“Our healthcare spend trending rate is down 12 percent since opening the health center, which is unbelievable. I attribute a good part of that to what we’re doing with engagement.” – ECSD Risk Management Director Kevin Windham
Additionally, employee populations with a high prevalence of known risk factors such as obesity, hypertension, or high stress are especially well-positioned to reap the benefits of onsite health.
4. Which medical services are beneficial to your workforce?
Do you already provide occupational health, biometric screenings, patient navigation services, or health incentive programs? These services could be enhanced with the addition of an onsite health center, and consolidated by a single vendor for a more seamless and personalized experience for the employee. Providing onsite primary care in geographic areas where it is otherwise difficult to access is particularly valuable, and true population health management (rather than just acute care) is where the investment really pays off.
5. Is your organization self-insured and looking for ways to stabilize the upward trend of medical costs?
Self-insured companies have the most to gain with a proactive healthcare strategy. An onsite health center can have a significant impact on medical claims by reducing urgent care and specialist visits through treatment of undiagnosed conditions. Beyond avoiding future claims, redirecting acute and preventative care to an onsite provider means those costs become more predictable for your company.
6. Can your organization make an investment in health?
Key metrics to evaluate the financial opportunity for onsite healthcare include your organization’s current plan performance, emergency room and urgent care usage, specialty care and hospital stay rates, as well as primary care utilization. In their proposal, onsite vendors should be able to show a positive return on investment with the inclusion of these metrics as well as the predicted use rates. Presentation of costs for an onsite health center typically includes a one-time implementation fee and either an annual or per-member-per-month operation fee.
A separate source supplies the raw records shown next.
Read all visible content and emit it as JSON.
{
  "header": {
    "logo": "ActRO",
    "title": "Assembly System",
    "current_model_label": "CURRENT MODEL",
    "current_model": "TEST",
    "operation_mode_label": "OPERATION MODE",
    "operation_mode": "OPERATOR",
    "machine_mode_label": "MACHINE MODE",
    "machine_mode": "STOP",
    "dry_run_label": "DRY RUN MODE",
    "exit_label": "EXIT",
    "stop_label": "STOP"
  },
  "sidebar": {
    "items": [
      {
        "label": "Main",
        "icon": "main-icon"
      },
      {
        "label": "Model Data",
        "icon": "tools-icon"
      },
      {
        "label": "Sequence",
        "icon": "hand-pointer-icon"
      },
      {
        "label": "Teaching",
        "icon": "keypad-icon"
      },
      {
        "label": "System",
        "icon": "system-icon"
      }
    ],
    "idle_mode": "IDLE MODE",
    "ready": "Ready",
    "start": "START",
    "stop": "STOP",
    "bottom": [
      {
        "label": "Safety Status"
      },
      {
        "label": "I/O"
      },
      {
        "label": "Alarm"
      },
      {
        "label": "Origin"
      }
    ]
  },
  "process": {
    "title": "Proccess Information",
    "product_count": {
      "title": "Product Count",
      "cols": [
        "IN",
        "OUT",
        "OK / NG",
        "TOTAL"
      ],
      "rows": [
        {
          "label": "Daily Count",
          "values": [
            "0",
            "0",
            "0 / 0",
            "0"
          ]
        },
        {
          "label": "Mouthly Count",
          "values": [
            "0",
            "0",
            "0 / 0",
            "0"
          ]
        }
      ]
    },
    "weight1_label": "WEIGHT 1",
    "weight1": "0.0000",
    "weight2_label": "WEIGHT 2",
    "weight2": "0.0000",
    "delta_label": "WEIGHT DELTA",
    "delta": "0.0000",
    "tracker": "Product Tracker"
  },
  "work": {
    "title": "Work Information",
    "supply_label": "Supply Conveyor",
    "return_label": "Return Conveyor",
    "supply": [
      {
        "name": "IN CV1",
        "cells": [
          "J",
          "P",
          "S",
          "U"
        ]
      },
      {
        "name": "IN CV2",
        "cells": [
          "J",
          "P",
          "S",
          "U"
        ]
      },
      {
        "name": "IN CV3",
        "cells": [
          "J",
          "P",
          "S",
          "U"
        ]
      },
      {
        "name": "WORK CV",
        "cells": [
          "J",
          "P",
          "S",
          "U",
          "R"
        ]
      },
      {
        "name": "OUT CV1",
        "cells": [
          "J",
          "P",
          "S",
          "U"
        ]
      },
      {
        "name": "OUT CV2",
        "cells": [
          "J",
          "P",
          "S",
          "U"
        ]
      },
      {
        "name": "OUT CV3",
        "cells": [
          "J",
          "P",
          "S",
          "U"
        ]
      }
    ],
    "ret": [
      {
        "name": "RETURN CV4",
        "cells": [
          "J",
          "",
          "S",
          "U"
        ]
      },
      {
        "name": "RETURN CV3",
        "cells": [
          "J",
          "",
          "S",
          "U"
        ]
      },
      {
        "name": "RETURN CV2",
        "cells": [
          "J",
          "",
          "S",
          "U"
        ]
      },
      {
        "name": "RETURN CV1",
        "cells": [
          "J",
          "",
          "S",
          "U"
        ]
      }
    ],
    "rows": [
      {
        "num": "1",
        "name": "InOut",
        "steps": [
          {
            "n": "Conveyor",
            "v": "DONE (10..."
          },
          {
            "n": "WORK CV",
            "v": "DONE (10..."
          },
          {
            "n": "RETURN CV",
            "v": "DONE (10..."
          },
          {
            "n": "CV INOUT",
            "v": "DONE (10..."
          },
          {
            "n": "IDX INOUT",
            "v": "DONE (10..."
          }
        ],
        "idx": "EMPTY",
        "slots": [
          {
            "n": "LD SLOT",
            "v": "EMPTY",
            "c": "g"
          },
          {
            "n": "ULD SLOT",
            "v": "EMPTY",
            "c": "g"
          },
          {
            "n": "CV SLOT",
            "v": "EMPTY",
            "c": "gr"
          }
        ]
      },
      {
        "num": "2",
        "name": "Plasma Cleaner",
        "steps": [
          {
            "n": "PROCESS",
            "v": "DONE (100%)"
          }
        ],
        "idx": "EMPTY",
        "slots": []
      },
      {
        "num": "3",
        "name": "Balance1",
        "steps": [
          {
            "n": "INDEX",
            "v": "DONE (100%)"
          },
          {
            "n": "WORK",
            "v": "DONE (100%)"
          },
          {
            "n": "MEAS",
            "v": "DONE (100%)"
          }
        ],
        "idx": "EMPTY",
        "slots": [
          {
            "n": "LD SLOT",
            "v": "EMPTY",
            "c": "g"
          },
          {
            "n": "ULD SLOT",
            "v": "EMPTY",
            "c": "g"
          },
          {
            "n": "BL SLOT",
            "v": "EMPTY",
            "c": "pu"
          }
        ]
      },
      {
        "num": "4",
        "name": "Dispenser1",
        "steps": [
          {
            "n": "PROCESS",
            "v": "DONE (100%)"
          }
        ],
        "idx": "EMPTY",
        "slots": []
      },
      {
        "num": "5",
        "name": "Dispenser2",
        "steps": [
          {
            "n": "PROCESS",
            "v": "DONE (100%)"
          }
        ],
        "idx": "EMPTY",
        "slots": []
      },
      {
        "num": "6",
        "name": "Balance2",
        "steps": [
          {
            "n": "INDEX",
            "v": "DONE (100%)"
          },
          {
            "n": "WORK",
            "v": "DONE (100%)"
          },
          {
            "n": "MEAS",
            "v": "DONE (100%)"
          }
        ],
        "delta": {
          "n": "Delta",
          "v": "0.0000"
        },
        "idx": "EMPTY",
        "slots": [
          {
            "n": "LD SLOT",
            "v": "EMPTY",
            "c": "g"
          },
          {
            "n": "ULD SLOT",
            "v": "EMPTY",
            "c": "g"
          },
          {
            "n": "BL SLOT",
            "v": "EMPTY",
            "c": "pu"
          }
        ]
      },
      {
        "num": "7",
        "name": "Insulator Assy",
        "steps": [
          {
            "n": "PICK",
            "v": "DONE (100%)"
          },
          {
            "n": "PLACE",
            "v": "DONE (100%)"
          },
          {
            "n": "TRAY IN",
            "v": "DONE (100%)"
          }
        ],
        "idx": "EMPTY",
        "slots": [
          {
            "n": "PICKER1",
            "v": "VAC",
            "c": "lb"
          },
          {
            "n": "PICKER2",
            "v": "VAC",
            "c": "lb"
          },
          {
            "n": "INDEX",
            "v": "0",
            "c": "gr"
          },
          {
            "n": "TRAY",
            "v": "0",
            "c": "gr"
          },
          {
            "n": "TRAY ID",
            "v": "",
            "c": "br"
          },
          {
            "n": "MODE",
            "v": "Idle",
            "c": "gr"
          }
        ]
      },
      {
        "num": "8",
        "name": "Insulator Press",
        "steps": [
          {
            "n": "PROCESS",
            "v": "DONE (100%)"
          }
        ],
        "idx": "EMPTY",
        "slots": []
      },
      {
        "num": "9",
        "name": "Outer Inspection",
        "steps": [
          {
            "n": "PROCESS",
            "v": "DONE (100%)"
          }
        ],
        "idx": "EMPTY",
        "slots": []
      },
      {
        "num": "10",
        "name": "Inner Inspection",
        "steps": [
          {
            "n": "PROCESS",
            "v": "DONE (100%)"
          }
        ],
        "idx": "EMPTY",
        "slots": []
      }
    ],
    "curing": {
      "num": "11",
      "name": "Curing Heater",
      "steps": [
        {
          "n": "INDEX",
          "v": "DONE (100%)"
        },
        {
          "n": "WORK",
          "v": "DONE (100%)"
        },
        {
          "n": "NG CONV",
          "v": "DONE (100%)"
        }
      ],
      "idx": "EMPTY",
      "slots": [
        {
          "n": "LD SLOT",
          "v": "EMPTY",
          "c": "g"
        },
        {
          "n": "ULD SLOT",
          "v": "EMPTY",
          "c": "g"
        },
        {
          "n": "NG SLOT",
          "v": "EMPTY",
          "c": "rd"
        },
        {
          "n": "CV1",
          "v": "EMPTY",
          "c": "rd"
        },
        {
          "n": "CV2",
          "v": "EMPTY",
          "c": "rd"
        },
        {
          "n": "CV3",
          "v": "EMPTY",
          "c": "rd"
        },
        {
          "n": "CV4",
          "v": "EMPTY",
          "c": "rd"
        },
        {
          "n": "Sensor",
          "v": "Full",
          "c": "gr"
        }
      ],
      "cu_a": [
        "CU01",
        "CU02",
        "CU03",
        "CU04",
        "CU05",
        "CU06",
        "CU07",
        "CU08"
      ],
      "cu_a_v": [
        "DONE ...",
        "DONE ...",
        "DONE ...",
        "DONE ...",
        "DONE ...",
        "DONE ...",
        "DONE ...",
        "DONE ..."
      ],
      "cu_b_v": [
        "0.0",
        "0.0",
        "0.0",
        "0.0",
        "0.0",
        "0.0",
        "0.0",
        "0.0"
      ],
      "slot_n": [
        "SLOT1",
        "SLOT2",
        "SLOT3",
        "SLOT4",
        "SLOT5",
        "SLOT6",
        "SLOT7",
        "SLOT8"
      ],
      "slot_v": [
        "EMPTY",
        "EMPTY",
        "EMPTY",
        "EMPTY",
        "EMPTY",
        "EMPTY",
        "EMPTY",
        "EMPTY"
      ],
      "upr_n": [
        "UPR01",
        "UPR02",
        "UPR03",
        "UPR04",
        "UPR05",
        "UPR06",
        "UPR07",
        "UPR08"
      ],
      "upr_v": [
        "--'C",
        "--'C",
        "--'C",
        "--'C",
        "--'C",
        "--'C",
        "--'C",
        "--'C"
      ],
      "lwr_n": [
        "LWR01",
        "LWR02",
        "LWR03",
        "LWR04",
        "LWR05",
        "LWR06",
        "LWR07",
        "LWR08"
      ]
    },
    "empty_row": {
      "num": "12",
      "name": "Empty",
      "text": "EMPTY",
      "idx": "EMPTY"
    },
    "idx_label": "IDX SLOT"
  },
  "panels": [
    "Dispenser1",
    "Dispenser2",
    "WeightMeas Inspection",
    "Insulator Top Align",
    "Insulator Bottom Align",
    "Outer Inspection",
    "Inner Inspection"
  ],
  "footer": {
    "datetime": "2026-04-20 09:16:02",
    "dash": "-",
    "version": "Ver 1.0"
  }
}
Did you find yourself answering “yes” to several of these questions? Well, you may be prepared to take the next step in exploring onsite healthcare benefits for your workforce.